Opinion:Someone, somewhere in the upper reaches of European officialdom has got their sums badly wrong.
Either that, or they’ve got us confused with some more prosperous and populous state, one that might just have the capacity to shoulder one of the largest public bailouts of a broken and bankrupt private banking system ever experienced.
Or could it be that inside the upper echelons of this new European project, they just don’t care? When set against the preservation of the “integrity” of the European financial system, it does appear that Ireland matters not a damn – patronising speeches to one side.
How else to explain the blithe assumption that underpins our “bailout”: namely, that a country with a workforce of just 1.8 million can be saddled with a private bank debt of €64 billion and still manage to recover its economic sovereignty?
Even the promissory note deal announced yesterday relies on the same flawed logic and the fact remains that 1.8 million people cannot sustain a bank debt of this magnitude, even over an extended period.
It is complete nonsense and represents nothing less than a wholesale fraud on the Irish people.
Remember that this debt originates from a buccaneering and corrupted euro zone banking system that was rigged to deliver the highest rewards to the most reckless senior lenders.
The simple fact is that this enormous private bank debt burden cannot be borne without causing significant, long-term social and economic hardship.
There is already ample evidence of this in communities across the country, in the 360,000 jobs haemorrhaged since 2009 and the families broken by emigration.
That is why the Irish Congress of Trade Unions has organised the series of demonstrations in six locations around the country for tomorrow in Dublin, Cork, Galway, Limerick, Waterford and Sligo.
We hope that the widest cross-section of Irish society attends, if only because it is in everyone’s interest – and the interest of their children – to do so.
This is an issue that transcends all others. There is no more critical issue confronting Irish society now. If there were any doubt about this, it was quickly dispelled by the recent report from Eurostat, the EU Commission’s own data collection and analysis agency.
It confirmed that Ireland has already paid more than any other state to “rescue” the banks – more than Germany, the UK, Portugal or Spain.
So far, the banks have cost this country some €41 billion – and this figure does not even include the €20.7 billion looted from the National Pension Reserve Fund to prop up the failed financial institutions.
This is the equivalent of more than a quarter of our annual economic output (GDP).
By contrast, Germany’s €40 billion bill represents just 1.5 per cent of GDP. If theirs was to be a bill of Irish proportions, it would be closer to €700 billion.

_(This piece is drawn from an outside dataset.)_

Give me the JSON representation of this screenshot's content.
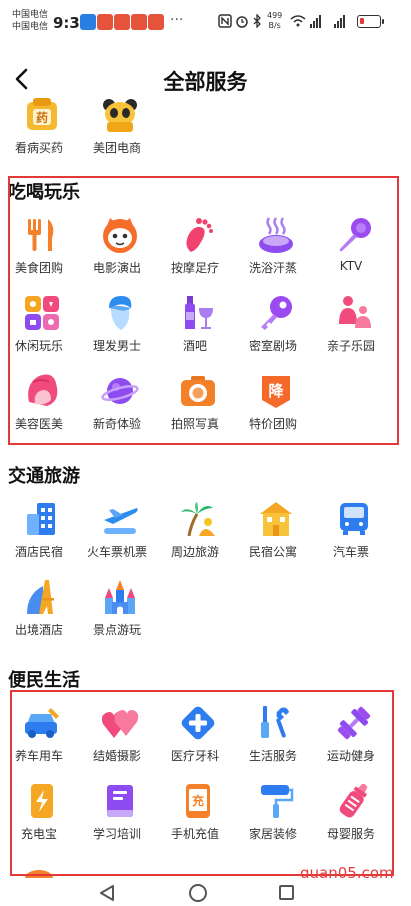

To date, the banking collapse that toppled our economy has cost every person in Ireland close to €9,000.
Across Europe, the per capita cost of the banking crisis is a mere €191. It is quite extraordinary to realise that we have already paid almost 50 times more than anyone else.
In a newly published paper on the banking crisis, the Nevin Economic Research Institute confirms that Ireland has already repaid a staggering 42 per cent of the total EU bank debt bill.
Overall, this represents a huge transfer of wealth from one of the smallest economies in Europe.
None of this is to excuse or absolve from blame those responsible for the September 2008 act of madness that was the original bank guarantee.
But it became impossible to unwind or reverse that decision once the then president of the European Central Bank, Jean Claude Trichet, decreed that no bank should fail. Not even Anglo Irish.
No bondholder left behind in this brave new Europe.
In doing so the ECB broke its own rules. But more seriously, it also gave official and retrospective EU sanction to the single worst decision in modern Irish political history. And then they sent us the bill.
That’s why we’ll be marching tomorrow – to secure a sustainable future for the people of this country. Join us.
* David Begg is general secretary of the Irish Congress of Trade Unions